ABOUT THIS EXERCISE
Tally every line in the entries below that holds "pink", then give only the total.

··········

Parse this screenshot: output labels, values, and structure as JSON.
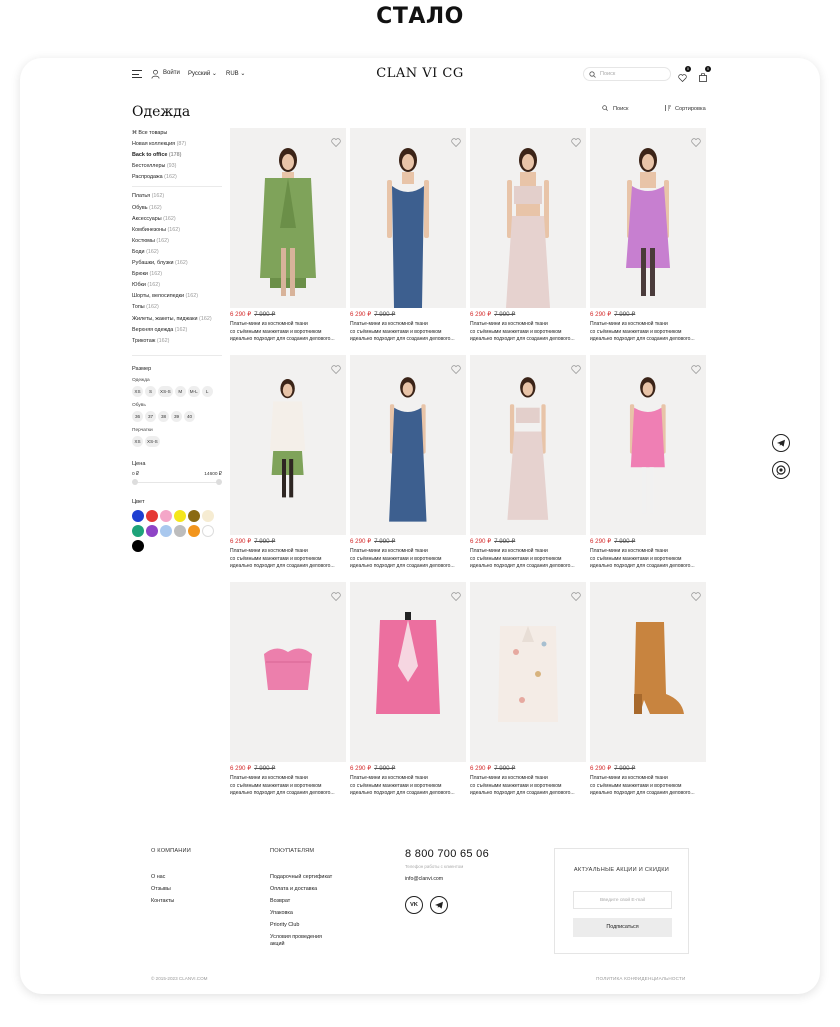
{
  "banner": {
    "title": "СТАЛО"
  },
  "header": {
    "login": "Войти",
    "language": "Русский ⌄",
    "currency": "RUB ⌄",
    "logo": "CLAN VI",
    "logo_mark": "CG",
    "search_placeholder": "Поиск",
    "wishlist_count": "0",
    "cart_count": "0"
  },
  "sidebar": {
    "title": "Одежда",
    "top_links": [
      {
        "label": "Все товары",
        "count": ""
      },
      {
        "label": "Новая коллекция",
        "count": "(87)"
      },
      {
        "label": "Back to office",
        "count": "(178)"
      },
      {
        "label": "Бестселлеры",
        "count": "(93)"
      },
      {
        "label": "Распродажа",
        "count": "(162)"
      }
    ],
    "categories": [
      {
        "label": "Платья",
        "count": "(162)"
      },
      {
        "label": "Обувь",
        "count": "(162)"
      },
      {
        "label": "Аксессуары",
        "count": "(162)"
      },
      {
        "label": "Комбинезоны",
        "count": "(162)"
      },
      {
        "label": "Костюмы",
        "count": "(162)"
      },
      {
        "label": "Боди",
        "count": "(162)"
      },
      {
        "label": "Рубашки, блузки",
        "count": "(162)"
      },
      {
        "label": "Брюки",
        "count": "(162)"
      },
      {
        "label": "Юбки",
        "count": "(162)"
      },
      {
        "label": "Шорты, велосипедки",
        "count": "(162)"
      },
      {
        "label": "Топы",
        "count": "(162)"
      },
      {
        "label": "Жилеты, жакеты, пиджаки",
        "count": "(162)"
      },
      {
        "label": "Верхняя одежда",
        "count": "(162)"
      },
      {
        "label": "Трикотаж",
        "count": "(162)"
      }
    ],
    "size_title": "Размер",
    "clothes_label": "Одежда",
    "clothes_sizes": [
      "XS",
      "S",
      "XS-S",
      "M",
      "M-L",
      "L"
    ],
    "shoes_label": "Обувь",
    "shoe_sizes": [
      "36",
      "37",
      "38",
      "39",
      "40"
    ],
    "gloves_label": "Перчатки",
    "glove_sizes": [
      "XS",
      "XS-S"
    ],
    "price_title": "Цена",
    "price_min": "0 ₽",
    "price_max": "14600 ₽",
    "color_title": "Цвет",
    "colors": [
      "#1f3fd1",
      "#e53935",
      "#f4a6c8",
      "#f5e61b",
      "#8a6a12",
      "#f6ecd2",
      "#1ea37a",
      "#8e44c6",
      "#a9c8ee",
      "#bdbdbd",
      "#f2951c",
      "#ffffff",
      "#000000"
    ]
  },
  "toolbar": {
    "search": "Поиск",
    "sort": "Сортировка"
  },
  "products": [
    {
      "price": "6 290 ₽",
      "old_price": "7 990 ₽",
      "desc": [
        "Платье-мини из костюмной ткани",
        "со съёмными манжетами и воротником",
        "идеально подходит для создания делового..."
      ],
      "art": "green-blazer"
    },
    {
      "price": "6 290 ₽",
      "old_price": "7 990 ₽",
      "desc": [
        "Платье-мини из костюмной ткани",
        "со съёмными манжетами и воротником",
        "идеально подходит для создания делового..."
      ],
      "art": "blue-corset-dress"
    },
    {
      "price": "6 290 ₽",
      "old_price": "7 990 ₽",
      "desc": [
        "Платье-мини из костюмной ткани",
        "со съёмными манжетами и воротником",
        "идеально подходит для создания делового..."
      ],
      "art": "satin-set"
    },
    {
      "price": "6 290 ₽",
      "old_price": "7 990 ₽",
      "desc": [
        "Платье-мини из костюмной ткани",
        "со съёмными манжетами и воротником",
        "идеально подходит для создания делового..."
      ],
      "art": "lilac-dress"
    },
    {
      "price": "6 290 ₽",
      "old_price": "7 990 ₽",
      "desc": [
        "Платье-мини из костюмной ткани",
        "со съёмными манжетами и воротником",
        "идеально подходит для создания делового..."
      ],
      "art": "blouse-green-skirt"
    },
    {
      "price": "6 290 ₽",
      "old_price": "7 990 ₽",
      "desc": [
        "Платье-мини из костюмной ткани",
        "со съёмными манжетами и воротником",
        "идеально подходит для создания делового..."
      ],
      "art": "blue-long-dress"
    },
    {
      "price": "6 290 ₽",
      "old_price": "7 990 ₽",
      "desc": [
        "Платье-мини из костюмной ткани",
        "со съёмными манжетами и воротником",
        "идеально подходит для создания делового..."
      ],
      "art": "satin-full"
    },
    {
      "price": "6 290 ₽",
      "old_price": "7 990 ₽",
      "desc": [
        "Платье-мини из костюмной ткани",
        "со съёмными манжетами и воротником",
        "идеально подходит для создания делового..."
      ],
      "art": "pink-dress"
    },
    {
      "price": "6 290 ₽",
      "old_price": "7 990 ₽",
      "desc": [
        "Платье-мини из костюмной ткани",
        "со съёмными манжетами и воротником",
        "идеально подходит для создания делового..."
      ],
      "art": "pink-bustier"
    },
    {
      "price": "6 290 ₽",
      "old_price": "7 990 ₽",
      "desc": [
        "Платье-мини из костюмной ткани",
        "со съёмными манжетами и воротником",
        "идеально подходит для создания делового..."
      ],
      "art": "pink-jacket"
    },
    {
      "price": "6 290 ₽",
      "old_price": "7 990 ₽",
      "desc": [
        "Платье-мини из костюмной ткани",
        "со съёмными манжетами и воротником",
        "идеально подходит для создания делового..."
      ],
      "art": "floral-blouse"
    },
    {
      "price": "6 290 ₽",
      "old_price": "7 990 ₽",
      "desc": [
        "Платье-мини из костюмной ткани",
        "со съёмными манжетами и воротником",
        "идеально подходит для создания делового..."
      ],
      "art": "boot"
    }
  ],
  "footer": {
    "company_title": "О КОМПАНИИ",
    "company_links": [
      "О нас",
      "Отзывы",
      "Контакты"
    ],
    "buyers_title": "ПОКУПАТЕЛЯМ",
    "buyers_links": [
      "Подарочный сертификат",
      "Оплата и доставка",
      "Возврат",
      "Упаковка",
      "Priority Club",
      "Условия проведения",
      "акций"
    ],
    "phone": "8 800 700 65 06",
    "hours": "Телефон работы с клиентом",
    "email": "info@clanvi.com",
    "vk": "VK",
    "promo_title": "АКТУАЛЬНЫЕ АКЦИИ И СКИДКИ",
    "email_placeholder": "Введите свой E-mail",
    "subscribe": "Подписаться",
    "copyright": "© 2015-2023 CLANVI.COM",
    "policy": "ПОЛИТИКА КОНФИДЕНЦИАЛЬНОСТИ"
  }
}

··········

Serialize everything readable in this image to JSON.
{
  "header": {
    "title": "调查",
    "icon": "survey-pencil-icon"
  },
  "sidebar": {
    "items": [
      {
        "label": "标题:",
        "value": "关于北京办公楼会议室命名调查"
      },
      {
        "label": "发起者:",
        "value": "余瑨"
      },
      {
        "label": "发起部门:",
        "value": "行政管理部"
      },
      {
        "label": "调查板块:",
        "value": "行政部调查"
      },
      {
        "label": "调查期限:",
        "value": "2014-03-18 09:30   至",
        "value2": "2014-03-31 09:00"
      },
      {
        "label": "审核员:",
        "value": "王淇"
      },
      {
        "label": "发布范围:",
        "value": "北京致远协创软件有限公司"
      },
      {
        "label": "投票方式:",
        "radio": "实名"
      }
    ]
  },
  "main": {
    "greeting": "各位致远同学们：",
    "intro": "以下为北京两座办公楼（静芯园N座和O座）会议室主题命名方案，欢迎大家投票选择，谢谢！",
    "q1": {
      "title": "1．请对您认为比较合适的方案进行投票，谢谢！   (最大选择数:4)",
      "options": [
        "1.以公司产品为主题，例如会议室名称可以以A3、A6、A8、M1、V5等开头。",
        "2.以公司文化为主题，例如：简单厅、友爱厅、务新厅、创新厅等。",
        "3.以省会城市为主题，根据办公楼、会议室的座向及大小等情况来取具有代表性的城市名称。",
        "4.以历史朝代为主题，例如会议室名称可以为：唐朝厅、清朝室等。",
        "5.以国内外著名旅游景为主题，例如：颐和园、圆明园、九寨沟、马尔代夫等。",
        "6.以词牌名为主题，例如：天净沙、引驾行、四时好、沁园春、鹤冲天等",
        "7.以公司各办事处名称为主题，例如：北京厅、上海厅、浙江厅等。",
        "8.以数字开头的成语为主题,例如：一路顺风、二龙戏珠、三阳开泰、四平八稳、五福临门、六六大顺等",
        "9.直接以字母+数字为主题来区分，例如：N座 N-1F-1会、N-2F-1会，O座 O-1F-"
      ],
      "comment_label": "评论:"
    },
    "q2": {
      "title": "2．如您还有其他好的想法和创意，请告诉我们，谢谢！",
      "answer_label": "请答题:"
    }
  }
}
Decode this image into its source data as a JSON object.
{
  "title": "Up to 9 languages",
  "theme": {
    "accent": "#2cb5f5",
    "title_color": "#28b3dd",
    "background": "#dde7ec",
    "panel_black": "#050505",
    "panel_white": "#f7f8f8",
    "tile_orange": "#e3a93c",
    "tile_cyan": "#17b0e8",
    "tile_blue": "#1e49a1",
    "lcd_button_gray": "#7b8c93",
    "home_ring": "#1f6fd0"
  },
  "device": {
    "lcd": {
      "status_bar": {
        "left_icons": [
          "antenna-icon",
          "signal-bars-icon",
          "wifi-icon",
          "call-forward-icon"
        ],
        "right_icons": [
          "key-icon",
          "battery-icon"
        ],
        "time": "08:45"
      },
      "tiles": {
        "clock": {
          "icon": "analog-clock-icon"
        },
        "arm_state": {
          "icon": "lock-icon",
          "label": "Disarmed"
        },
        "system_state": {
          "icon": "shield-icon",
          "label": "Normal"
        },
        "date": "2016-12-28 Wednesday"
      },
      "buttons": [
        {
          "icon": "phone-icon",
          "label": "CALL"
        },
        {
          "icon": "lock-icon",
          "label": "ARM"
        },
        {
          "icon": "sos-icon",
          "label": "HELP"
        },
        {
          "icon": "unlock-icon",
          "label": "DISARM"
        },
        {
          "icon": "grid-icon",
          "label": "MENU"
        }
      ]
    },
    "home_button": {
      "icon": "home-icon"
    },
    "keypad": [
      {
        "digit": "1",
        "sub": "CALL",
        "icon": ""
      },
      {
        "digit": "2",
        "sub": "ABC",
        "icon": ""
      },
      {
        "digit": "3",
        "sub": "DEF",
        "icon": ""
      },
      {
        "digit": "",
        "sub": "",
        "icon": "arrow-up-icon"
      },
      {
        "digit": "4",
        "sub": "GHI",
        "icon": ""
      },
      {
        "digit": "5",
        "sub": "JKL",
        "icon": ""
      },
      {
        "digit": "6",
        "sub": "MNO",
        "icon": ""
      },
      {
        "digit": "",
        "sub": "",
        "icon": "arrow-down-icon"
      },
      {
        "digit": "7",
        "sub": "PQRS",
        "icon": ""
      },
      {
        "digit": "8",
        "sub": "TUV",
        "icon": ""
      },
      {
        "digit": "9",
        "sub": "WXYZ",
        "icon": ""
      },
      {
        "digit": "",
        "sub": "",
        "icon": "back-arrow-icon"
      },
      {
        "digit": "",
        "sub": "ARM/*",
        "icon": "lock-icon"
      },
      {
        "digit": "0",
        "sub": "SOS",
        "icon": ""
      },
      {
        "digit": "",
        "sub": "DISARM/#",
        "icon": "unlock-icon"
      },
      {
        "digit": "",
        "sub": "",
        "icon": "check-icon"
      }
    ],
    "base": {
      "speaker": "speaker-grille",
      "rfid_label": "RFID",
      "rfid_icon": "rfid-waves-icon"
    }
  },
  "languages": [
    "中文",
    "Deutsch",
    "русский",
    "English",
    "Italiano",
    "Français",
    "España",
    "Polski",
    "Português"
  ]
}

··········

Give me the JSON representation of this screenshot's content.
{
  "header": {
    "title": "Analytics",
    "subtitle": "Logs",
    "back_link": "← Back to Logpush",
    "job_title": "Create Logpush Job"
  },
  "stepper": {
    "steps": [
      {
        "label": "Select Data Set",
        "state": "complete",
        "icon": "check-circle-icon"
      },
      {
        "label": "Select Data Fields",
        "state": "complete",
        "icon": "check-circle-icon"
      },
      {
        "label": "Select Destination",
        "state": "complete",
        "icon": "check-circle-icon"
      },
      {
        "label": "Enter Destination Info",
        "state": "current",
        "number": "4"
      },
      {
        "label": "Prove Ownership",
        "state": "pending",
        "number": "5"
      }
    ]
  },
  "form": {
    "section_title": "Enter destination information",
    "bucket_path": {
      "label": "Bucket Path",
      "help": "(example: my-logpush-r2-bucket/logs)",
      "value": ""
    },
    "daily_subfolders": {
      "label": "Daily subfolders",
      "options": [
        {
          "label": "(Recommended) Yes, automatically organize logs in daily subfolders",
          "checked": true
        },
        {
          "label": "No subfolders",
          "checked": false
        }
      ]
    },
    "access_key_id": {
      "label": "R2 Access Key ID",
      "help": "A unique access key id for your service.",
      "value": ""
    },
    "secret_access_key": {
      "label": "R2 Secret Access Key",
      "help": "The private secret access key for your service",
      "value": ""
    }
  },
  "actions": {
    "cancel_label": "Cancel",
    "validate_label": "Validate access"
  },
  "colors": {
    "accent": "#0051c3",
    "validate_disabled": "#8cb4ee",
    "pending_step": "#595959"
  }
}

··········

EXERCISE SOLUTION
3